* [WHAT THE EXERCISE ASKS] Pull every "JSON" line out of the data below.

* [Data records for software interfaces]
▼

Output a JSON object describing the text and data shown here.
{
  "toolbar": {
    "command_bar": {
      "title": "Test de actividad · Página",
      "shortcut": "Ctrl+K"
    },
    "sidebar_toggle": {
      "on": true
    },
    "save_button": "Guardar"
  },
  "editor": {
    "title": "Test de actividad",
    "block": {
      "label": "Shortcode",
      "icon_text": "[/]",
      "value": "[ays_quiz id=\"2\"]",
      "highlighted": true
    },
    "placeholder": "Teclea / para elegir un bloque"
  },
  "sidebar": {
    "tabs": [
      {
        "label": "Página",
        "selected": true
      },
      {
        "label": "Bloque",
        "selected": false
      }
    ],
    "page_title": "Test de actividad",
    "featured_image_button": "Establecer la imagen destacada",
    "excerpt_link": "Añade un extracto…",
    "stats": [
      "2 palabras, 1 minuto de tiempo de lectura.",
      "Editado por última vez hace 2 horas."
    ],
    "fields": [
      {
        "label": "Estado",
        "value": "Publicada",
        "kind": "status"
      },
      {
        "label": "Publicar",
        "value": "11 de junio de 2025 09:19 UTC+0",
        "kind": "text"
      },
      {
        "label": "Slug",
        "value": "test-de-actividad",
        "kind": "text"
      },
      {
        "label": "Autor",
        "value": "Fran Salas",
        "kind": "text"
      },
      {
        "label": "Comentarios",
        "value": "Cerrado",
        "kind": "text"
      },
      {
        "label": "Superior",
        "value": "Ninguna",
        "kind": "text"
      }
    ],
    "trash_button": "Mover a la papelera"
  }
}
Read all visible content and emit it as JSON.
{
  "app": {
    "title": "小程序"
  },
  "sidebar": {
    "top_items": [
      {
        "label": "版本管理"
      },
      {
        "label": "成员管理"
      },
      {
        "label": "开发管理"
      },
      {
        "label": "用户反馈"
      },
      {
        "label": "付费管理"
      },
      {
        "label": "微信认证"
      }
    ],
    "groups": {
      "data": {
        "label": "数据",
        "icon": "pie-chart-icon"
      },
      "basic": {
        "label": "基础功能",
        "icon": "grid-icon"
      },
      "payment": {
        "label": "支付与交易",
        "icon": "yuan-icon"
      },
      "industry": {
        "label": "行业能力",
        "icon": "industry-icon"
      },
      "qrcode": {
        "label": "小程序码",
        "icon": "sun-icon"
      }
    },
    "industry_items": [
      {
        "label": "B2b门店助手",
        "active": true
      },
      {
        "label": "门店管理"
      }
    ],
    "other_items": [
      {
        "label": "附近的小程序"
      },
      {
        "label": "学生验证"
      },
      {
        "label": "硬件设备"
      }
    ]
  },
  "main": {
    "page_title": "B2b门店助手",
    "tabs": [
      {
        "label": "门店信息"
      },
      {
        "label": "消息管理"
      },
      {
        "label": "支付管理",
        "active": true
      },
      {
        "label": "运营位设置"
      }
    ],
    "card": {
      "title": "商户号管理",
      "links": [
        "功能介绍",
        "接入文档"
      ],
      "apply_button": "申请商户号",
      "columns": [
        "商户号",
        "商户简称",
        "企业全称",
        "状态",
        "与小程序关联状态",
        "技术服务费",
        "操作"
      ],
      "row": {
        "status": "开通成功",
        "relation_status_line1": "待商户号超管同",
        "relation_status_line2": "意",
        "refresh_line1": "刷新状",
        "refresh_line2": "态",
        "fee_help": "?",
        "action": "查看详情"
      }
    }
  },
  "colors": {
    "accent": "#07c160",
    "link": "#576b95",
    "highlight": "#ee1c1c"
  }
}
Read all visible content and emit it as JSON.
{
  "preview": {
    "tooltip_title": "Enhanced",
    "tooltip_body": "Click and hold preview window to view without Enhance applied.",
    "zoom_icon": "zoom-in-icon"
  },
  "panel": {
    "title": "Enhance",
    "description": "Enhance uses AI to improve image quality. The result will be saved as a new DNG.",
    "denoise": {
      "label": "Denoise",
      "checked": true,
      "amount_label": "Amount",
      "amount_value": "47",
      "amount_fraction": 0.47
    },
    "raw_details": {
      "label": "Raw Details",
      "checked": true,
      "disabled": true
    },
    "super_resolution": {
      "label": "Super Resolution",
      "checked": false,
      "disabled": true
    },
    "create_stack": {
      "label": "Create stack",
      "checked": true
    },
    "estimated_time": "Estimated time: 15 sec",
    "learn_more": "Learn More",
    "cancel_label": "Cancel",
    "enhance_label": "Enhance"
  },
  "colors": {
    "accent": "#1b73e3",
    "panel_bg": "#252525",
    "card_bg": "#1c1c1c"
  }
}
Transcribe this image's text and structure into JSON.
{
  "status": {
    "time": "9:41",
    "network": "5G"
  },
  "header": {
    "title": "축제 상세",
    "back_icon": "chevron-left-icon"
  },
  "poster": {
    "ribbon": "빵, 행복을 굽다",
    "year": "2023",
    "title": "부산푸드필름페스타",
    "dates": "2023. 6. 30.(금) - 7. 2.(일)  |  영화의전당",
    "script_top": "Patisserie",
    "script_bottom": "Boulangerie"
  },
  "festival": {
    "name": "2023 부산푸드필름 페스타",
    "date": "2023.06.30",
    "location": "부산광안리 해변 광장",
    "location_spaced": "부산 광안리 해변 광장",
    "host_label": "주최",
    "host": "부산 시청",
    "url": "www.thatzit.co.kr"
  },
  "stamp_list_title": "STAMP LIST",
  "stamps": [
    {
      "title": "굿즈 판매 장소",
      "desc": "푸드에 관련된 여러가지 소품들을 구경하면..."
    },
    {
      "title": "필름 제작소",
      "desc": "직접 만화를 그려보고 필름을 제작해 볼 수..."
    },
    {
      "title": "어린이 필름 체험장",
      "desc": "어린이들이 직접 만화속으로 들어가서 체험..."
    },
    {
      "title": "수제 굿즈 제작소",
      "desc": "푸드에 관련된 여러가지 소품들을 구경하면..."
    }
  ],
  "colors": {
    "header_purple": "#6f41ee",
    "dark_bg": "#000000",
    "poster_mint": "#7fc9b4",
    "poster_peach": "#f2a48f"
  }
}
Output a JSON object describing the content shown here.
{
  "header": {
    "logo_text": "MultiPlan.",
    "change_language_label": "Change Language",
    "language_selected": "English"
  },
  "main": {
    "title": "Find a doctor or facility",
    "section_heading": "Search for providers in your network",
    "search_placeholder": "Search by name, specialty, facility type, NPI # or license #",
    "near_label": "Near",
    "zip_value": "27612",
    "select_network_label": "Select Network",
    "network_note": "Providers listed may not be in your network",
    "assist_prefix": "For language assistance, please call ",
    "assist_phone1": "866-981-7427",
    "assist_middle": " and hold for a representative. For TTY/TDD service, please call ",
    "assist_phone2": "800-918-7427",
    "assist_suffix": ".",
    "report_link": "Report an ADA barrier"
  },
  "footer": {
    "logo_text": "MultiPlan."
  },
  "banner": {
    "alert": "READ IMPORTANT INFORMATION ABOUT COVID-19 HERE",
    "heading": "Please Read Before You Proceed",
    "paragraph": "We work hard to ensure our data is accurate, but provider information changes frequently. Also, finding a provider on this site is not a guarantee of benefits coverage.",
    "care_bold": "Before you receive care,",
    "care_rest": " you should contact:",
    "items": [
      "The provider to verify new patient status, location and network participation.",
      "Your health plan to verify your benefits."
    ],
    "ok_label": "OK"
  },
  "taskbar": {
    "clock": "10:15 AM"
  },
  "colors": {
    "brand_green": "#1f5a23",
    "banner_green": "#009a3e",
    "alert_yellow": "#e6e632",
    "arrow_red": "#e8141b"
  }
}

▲

* [YOUR SOLUTION]
Output a JSON object describing the text and data shown here.
Read all visible content and emit it as JSON.
Read all visible content and emit it as JSON.
Transcribe this image's text and structure into JSON.
Output a JSON object describing the content shown here.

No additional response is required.